__GOAL OF THE EXERCISE__.
A bare number is required: the count of lines in the material below that hold the word "icon".

__INPUT FOR THIS TASK__.
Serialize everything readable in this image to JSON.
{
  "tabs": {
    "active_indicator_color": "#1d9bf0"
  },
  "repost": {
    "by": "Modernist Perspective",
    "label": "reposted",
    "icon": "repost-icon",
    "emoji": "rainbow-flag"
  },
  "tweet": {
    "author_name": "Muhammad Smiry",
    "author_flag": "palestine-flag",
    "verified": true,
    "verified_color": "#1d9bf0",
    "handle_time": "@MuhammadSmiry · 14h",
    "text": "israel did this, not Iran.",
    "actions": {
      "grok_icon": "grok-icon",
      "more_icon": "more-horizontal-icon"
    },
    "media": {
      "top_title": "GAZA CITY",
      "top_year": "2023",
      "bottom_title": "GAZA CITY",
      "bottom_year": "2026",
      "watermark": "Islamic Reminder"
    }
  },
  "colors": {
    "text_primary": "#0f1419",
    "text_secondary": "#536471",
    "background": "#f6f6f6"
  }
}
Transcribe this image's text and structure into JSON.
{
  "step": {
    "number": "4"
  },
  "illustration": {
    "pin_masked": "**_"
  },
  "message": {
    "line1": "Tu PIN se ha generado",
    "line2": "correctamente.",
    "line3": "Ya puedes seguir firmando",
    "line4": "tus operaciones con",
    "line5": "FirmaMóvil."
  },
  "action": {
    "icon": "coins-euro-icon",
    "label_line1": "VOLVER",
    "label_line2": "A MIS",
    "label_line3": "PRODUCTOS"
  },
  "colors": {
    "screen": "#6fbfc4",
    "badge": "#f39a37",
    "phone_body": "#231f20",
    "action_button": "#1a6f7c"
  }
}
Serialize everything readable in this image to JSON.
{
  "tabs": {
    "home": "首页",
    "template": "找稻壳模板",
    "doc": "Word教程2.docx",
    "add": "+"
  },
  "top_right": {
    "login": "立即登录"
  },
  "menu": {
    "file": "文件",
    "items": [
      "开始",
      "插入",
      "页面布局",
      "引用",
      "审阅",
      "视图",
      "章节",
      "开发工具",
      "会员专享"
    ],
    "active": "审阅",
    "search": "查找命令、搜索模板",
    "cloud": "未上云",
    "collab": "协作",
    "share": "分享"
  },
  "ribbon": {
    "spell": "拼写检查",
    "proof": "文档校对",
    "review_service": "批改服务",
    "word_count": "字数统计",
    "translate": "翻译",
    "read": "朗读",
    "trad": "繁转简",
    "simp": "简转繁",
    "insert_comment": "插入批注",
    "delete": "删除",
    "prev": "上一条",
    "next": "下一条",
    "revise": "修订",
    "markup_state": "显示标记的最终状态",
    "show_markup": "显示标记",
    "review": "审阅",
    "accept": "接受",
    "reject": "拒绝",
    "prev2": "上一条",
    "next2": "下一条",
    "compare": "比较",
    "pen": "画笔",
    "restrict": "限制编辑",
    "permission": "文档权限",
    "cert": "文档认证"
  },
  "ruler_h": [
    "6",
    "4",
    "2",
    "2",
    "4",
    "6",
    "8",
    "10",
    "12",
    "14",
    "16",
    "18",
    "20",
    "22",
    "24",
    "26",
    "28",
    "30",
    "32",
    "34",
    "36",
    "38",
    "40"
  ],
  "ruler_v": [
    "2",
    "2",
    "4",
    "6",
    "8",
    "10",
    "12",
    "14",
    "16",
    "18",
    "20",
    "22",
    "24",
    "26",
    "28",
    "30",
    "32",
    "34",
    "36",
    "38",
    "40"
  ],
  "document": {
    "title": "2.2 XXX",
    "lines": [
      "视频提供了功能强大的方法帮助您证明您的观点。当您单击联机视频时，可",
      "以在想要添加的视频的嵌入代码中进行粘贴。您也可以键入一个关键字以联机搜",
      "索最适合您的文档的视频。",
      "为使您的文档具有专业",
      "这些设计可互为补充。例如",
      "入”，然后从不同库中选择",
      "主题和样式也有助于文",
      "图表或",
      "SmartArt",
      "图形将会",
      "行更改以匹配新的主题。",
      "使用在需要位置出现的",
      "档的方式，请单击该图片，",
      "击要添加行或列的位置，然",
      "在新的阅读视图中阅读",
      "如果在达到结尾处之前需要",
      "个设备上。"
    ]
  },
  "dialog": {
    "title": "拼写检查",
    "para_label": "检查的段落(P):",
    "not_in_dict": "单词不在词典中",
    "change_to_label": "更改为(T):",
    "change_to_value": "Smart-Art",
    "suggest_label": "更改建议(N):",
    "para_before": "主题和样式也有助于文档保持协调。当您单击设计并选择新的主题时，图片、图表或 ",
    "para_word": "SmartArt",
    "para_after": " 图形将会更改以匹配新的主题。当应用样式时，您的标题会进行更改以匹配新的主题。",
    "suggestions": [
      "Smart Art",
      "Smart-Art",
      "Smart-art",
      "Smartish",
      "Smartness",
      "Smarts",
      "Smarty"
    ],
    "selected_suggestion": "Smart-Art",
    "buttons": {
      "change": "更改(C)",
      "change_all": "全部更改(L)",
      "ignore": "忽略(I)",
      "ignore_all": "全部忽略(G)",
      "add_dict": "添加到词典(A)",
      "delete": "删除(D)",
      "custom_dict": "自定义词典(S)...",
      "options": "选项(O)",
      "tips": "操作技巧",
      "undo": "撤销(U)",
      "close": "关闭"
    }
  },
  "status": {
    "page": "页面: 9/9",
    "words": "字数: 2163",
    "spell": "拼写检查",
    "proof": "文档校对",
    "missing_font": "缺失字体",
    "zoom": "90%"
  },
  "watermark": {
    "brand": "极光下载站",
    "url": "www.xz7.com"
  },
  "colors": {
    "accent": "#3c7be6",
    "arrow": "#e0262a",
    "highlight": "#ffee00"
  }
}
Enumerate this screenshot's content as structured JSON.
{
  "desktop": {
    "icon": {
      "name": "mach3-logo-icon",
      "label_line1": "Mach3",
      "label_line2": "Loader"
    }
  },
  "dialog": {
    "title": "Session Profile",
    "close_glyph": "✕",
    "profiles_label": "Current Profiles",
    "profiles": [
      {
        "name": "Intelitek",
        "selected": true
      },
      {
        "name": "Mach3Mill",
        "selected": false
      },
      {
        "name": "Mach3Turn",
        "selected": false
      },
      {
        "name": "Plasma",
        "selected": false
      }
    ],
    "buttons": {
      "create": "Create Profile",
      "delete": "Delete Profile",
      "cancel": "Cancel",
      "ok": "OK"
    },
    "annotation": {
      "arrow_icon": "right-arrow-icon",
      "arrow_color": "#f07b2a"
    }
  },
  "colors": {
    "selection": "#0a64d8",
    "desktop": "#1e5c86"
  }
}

__SOLUTION TO THIS EXERCISE__.
7